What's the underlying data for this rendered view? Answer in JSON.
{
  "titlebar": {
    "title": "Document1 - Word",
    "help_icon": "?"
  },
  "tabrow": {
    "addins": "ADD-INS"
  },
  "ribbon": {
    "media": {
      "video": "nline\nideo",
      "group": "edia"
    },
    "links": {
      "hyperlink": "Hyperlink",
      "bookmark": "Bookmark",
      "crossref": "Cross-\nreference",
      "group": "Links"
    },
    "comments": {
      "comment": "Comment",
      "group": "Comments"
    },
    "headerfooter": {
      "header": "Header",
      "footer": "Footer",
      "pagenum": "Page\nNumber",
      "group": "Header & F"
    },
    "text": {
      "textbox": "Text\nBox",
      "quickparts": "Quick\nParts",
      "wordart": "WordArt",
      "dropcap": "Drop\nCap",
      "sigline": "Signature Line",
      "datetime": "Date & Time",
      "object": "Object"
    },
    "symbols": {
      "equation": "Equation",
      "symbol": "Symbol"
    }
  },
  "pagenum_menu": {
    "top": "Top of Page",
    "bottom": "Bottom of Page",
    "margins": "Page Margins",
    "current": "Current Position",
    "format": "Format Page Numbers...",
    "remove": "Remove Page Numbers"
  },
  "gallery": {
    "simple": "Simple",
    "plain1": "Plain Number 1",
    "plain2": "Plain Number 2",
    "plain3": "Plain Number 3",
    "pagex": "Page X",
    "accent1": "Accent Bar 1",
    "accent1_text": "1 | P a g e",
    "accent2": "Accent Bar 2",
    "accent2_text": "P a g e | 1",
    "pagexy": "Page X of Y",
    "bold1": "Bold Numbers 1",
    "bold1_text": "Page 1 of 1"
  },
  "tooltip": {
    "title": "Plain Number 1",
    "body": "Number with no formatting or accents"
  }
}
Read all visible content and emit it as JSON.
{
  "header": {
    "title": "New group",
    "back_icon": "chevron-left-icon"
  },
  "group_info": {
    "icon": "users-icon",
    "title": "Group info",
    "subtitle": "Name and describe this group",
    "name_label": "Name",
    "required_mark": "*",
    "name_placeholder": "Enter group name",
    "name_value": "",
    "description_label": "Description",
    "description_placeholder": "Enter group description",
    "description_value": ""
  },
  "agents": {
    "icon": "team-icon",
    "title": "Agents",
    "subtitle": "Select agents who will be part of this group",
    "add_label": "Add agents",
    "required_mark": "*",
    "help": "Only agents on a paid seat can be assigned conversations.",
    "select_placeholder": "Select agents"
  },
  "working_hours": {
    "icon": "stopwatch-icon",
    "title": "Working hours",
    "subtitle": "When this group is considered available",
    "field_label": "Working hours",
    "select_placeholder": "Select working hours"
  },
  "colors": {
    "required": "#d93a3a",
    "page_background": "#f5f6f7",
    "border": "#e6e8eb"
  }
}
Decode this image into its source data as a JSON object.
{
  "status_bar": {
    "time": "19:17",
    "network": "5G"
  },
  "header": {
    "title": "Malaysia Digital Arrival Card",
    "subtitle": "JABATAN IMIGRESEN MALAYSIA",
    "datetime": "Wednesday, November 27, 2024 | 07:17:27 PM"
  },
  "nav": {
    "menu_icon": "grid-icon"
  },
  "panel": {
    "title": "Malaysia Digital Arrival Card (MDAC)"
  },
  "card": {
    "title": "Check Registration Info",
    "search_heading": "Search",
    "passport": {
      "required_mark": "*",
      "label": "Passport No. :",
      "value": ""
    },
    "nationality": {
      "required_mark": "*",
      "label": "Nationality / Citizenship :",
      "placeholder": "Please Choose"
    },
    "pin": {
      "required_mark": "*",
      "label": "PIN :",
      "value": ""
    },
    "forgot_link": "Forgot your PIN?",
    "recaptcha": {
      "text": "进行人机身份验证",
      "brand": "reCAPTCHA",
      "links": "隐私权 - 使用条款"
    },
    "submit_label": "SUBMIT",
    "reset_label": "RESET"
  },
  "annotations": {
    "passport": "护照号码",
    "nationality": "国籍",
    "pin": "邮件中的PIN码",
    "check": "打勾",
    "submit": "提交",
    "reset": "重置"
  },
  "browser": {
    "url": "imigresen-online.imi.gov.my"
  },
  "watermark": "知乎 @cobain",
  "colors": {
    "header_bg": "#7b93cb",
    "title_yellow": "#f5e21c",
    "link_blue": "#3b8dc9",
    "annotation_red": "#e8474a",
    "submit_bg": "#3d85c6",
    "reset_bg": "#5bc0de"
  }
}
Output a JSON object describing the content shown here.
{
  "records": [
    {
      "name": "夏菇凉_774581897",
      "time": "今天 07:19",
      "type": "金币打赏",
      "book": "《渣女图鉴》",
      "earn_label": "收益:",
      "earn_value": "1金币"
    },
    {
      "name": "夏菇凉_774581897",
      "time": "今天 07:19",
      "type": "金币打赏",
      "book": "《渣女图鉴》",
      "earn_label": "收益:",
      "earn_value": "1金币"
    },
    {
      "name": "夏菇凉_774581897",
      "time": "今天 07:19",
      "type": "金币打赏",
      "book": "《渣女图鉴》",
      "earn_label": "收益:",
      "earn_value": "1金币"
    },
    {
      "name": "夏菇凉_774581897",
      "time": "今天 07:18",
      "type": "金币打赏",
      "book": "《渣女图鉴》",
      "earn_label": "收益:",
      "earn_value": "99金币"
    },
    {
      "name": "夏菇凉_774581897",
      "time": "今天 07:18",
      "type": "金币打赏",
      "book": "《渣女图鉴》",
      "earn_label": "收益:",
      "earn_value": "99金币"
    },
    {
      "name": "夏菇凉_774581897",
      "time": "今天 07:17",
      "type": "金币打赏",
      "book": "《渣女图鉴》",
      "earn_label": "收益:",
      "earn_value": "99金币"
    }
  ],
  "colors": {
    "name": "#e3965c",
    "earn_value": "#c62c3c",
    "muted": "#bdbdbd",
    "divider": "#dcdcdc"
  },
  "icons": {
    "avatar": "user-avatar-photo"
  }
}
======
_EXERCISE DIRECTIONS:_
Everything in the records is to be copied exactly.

_RESPONSE TO THE EXERCISE:_
What's the underlying data for this rendered view? Answer in JSON.
{
  "titlebar": {
    "title": "Document1 - Word",
    "help_icon": "?"
  },
  "tabrow": {
    "addins": "ADD-INS"
  },
  "ribbon": {
    "media": {
      "video": "nline\nideo",
      "group": "edia"
    },
    "links": {
      "hyperlink": "Hyperlink",
      "bookmark": "Bookmark",
      "crossref": "Cross-\nreference",
      "group": "Links"
    },
    "comments": {
      "comment": "Comment",
      "group": "Comments"
    },
    "headerfooter": {
      "header": "Header",
      "footer": "Footer",
      "pagenum": "Page\nNumber",
      "group": "Header & F"
    },
    "text": {
      "textbox": "Text\nBox",
      "quickparts": "Quick\nParts",
      "wordart": "WordArt",
      "dropcap": "Drop\nCap",
      "sigline": "Signature Line",
      "datetime": "Date & Time",
      "object": "Object"
    },
    "symbols": {
      "equation": "Equation",
      "symbol": "Symbol"
    }
  },
  "pagenum_menu": {
    "top": "Top of Page",
    "bottom": "Bottom of Page",
    "margins": "Page Margins",
    "current": "Current Position",
    "format": "Format Page Numbers...",
    "remove": "Remove Page Numbers"
  },
  "gallery": {
    "simple": "Simple",
    "plain1": "Plain Number 1",
    "plain2": "Plain Number 2",
    "plain3": "Plain Number 3",
    "pagex": "Page X",
    "accent1": "Accent Bar 1",
    "accent1_text": "1 | P a g e",
    "accent2": "Accent Bar 2",
    "accent2_text": "P a g e | 1",
    "pagexy": "Page X of Y",
    "bold1": "Bold Numbers 1",
    "bold1_text": "Page 1 of 1"
  },
  "tooltip": {
    "title": "Plain Number 1",
    "body": "Number with no formatting or accents"
  }
}
Read all visible content and emit it as JSON.
{
  "header": {
    "title": "New group",
    "back_icon": "chevron-left-icon"
  },
  "group_info": {
    "icon": "users-icon",
    "title": "Group info",
    "subtitle": "Name and describe this group",
    "name_label": "Name",
    "required_mark": "*",
    "name_placeholder": "Enter group name",
    "name_value": "",
    "description_label": "Description",
    "description_placeholder": "Enter group description",
    "description_value": ""
  },
  "agents": {
    "icon": "team-icon",
    "title": "Agents",
    "subtitle": "Select agents who will be part of this group",
    "add_label": "Add agents",
    "required_mark": "*",
    "help": "Only agents on a paid seat can be assigned conversations.",
    "select_placeholder": "Select agents"
  },
  "working_hours": {
    "icon": "stopwatch-icon",
    "title": "Working hours",
    "subtitle": "When this group is considered available",
    "field_label": "Working hours",
    "select_placeholder": "Select working hours"
  },
  "colors": {
    "required": "#d93a3a",
    "page_background": "#f5f6f7",
    "border": "#e6e8eb"
  }
}
Decode this image into its source data as a JSON object.
{
  "status_bar": {
    "time": "19:17",
    "network": "5G"
  },
  "header": {
    "title": "Malaysia Digital Arrival Card",
    "subtitle": "JABATAN IMIGRESEN MALAYSIA",
    "datetime": "Wednesday, November 27, 2024 | 07:17:27 PM"
  },
  "nav": {
    "menu_icon": "grid-icon"
  },
  "panel": {
    "title": "Malaysia Digital Arrival Card (MDAC)"
  },
  "card": {
    "title": "Check Registration Info",
    "search_heading": "Search",
    "passport": {
      "required_mark": "*",
      "label": "Passport No. :",
      "value": ""
    },
    "nationality": {
      "required_mark": "*",
      "label": "Nationality / Citizenship :",
      "placeholder": "Please Choose"
    },
    "pin": {
      "required_mark": "*",
      "label": "PIN :",
      "value": ""
    },
    "forgot_link": "Forgot your PIN?",
    "recaptcha": {
      "text": "进行人机身份验证",
      "brand": "reCAPTCHA",
      "links": "隐私权 - 使用条款"
    },
    "submit_label": "SUBMIT",
    "reset_label": "RESET"
  },
  "annotations": {
    "passport": "护照号码",
    "nationality": "国籍",
    "pin": "邮件中的PIN码",
    "check": "打勾",
    "submit": "提交",
    "reset": "重置"
  },
  "browser": {
    "url": "imigresen-online.imi.gov.my"
  },
  "watermark": "知乎 @cobain",
  "colors": {
    "header_bg": "#7b93cb",
    "title_yellow": "#f5e21c",
    "link_blue": "#3b8dc9",
    "annotation_red": "#e8474a",
    "submit_bg": "#3d85c6",
    "reset_bg": "#5bc0de"
  }
}
Output a JSON object describing the content shown here.
{
  "records": [
    {
      "name": "夏菇凉_774581897",
      "time": "今天 07:19",
      "type": "金币打赏",
      "book": "《渣女图鉴》",
      "earn_label": "收益:",
      "earn_value": "1金币"
    },
    {
      "name": "夏菇凉_774581897",
      "time": "今天 07:19",
      "type": "金币打赏",
      "book": "《渣女图鉴》",
      "earn_label": "收益:",
      "earn_value": "1金币"
    },
    {
      "name": "夏菇凉_774581897",
      "time": "今天 07:19",
      "type": "金币打赏",
      "book": "《渣女图鉴》",
      "earn_label": "收益:",
      "earn_value": "1金币"
    },
    {
      "name": "夏菇凉_774581897",
      "time": "今天 07:18",
      "type": "金币打赏",
      "book": "《渣女图鉴》",
      "earn_label": "收益:",
      "earn_value": "99金币"
    },
    {
      "name": "夏菇凉_774581897",
      "time": "今天 07:18",
      "type": "金币打赏",
      "book": "《渣女图鉴》",
      "earn_label": "收益:",
      "earn_value": "99金币"
    },
    {
      "name": "夏菇凉_774581897",
      "time": "今天 07:17",
      "type": "金币打赏",
      "book": "《渣女图鉴》",
      "earn_label": "收益:",
      "earn_value": "99金币"
    }
  ],
  "colors": {
    "name": "#e3965c",
    "earn_value": "#c62c3c",
    "muted": "#bdbdbd",
    "divider": "#dcdcdc"
  },
  "icons": {
    "avatar": "user-avatar-photo"
  }
}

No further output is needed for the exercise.